Birds, bees, and plants could be harmed by the widely used weedkiller dicamba, and some workers may need respirators, the EPA said Thursday.
The Environmental Protection Agency detailed those conclusions in a revised draft environmental and human health assessment about the herbicide’s risks.
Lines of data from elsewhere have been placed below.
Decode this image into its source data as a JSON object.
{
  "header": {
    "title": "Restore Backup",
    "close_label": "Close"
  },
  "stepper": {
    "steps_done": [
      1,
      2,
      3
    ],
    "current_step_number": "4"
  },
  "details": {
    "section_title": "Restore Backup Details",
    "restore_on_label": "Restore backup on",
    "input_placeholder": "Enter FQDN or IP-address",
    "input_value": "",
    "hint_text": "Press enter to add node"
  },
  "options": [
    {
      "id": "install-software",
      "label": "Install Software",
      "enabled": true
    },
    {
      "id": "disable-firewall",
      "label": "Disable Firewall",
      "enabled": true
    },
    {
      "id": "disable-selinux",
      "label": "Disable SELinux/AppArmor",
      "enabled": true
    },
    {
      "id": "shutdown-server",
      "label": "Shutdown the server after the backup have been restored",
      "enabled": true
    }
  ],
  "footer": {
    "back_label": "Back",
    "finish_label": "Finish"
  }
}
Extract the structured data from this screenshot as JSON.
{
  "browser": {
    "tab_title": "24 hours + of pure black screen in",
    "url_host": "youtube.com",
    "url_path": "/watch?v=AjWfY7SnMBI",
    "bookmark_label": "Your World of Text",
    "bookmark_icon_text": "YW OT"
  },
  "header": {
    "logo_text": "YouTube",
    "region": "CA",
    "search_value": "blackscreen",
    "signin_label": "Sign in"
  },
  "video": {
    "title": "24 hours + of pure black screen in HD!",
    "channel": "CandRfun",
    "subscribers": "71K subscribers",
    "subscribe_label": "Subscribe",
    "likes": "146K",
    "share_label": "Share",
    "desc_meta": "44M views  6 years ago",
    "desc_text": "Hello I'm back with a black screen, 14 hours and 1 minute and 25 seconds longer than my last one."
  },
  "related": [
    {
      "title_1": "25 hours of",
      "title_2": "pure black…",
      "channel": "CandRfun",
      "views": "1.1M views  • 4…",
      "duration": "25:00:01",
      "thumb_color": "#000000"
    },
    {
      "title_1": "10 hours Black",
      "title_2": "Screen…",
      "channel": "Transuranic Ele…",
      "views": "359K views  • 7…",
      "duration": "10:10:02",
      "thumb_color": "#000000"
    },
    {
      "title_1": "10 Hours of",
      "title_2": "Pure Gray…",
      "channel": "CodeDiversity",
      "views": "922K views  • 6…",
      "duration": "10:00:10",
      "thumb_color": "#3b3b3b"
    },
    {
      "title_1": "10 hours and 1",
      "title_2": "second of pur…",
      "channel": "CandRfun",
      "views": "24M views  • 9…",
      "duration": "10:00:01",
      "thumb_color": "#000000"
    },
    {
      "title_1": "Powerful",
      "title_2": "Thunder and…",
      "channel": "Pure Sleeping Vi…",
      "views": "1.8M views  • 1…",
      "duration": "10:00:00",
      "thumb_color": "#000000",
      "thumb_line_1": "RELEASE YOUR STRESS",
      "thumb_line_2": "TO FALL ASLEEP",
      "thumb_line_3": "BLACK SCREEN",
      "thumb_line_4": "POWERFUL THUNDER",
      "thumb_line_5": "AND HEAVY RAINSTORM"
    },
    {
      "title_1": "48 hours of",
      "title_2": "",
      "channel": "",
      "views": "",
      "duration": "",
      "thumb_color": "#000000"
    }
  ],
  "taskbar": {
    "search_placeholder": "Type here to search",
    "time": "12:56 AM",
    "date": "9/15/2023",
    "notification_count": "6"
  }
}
The agency is now seeking public comment by Oct. 17.
Ecological damage occurs mostly when the herbicide drifts off crops that are genetically engineered to resist it onto other crops and plants that aren’t, the EPA said.
The agency received 3,500 incident damage reports for the 2021 growing season, the EPA said, referring to information released in ...